=== Your instructions ===
Give the listing again in full and exactly, apart from its pictures.
━━━ The data
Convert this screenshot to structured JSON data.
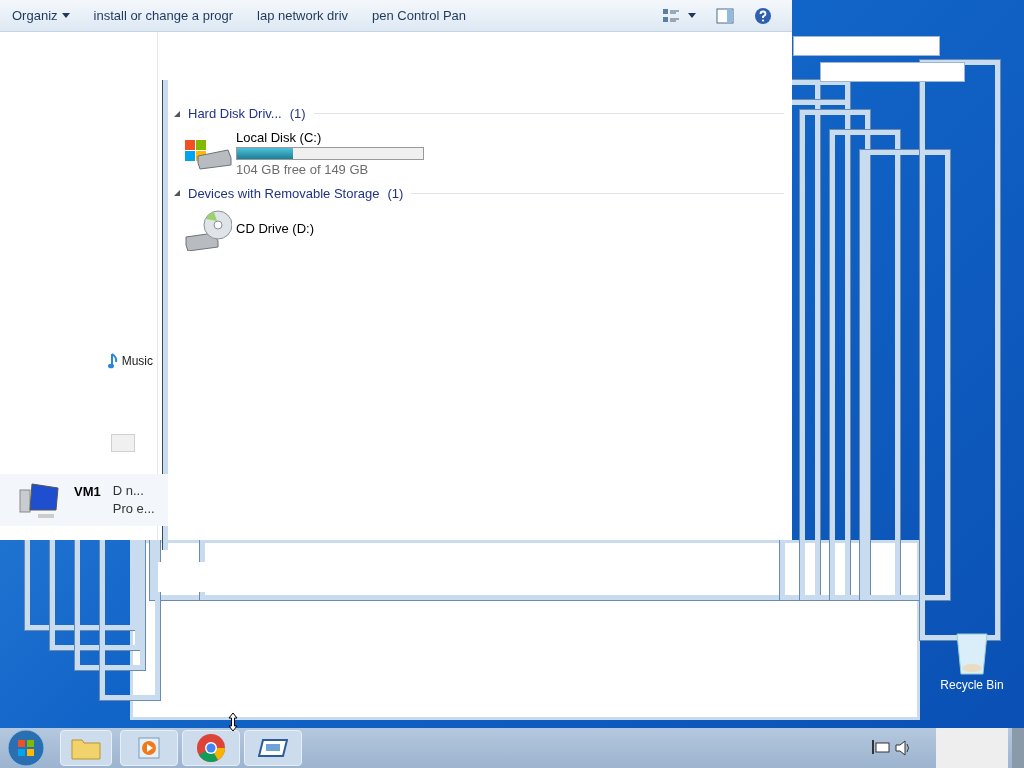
{
  "toolbar": {
    "items": [
      {
        "label": "Organiz",
        "menu": true
      },
      {
        "label": "install or change a progr",
        "menu": false
      },
      {
        "label": "lap network driv",
        "menu": false
      },
      {
        "label": "pen Control Pan",
        "menu": false
      }
    ]
  },
  "groups": [
    {
      "title": "Hard Disk Driv...",
      "count": "(1)",
      "drives": [
        {
          "kind": "disk",
          "name": "Local Disk (C:)",
          "level": 0.3,
          "free": "104 GB free of 149 GB"
        }
      ]
    },
    {
      "title": "Devices with Removable Storage",
      "count": "(1)",
      "drives": [
        {
          "kind": "cd",
          "name": "CD Drive (D:)"
        }
      ]
    }
  ],
  "nav": {
    "label": "Music"
  },
  "computer": {
    "name": "VM1",
    "line_1": "D n...",
    "line_2": "Pro e..."
  },
  "desktop": {
    "recycle_bin": "Recycle Bin"
  }
}
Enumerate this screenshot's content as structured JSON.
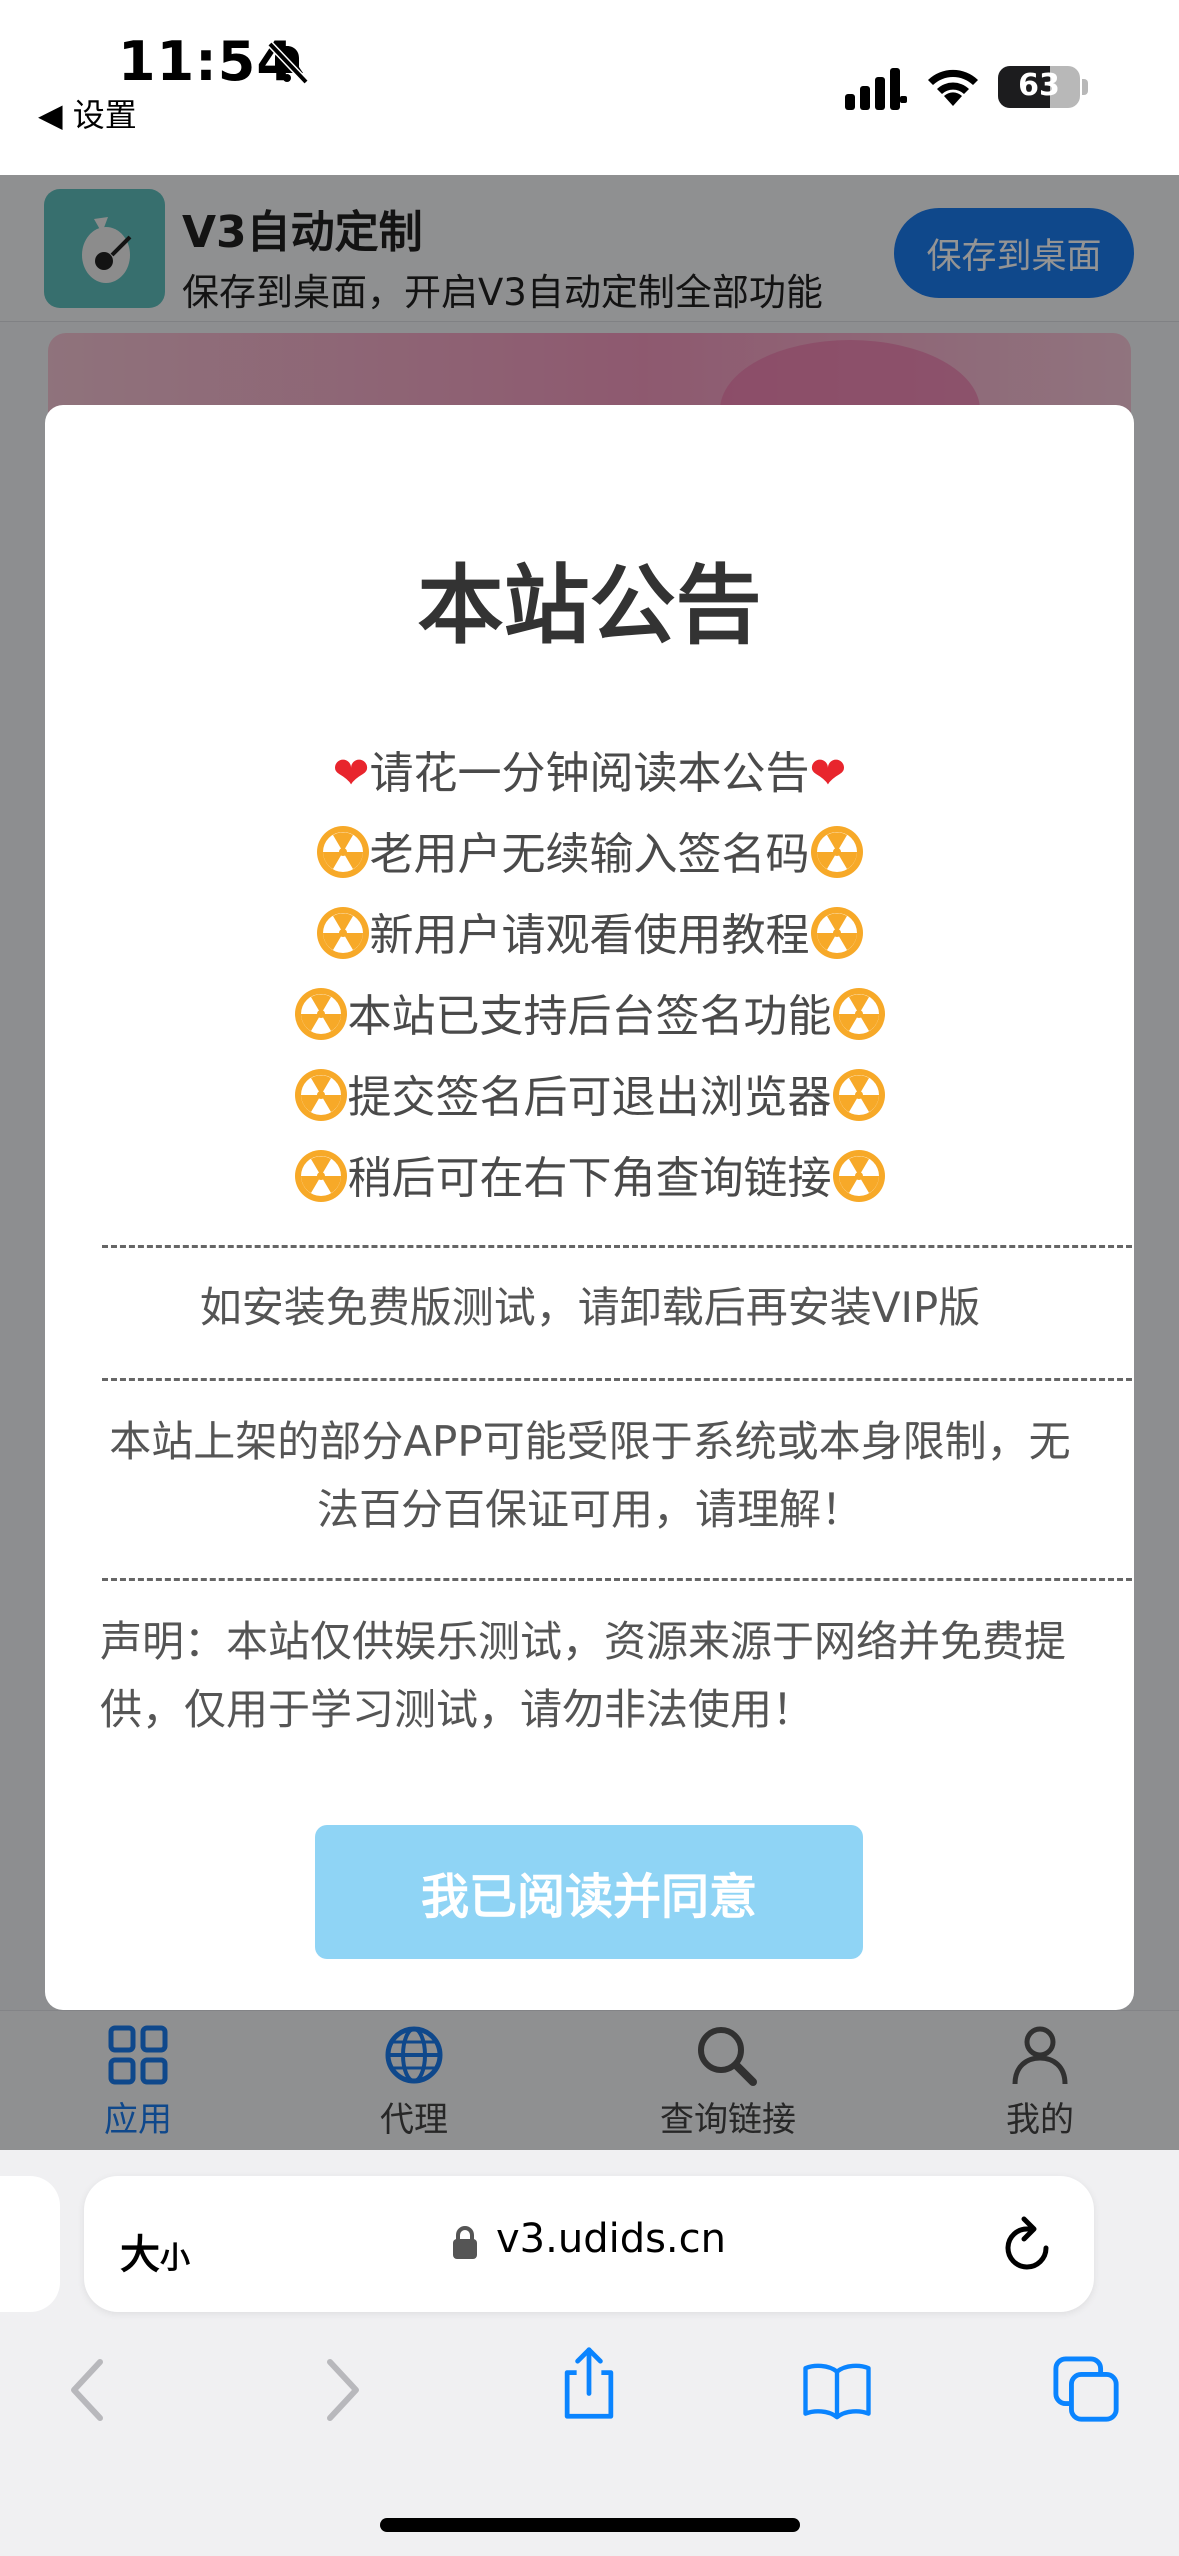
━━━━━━
=== Task result ===
Convert this screenshot to structured JSON data.
{
  "toolbar": {
    "items": [
      {
        "label": "Organiz",
        "menu": true
      },
      {
        "label": "install or change a progr",
        "menu": false
      },
      {
        "label": "lap network driv",
        "menu": false
      },
      {
        "label": "pen Control Pan",
        "menu": false
      }
    ]
  },
  "groups": [
    {
      "title": "Hard Disk Driv...",
      "count": "(1)",
      "drives": [
        {
          "kind": "disk",
          "name": "Local Disk (C:)",
          "level": 0.3,
          "free": "104 GB free of 149 GB"
        }
      ]
    },
    {
      "title": "Devices with Removable Storage",
      "count": "(1)",
      "drives": [
        {
          "kind": "cd",
          "name": "CD Drive (D:)"
        }
      ]
    }
  ],
  "nav": {
    "label": "Music"
  },
  "computer": {
    "name": "VM1",
    "line_1": "D n...",
    "line_2": "Pro e..."
  },
  "desktop": {
    "recycle_bin": "Recycle Bin"
  }
}
Enumerate this screenshot's content as structured JSON.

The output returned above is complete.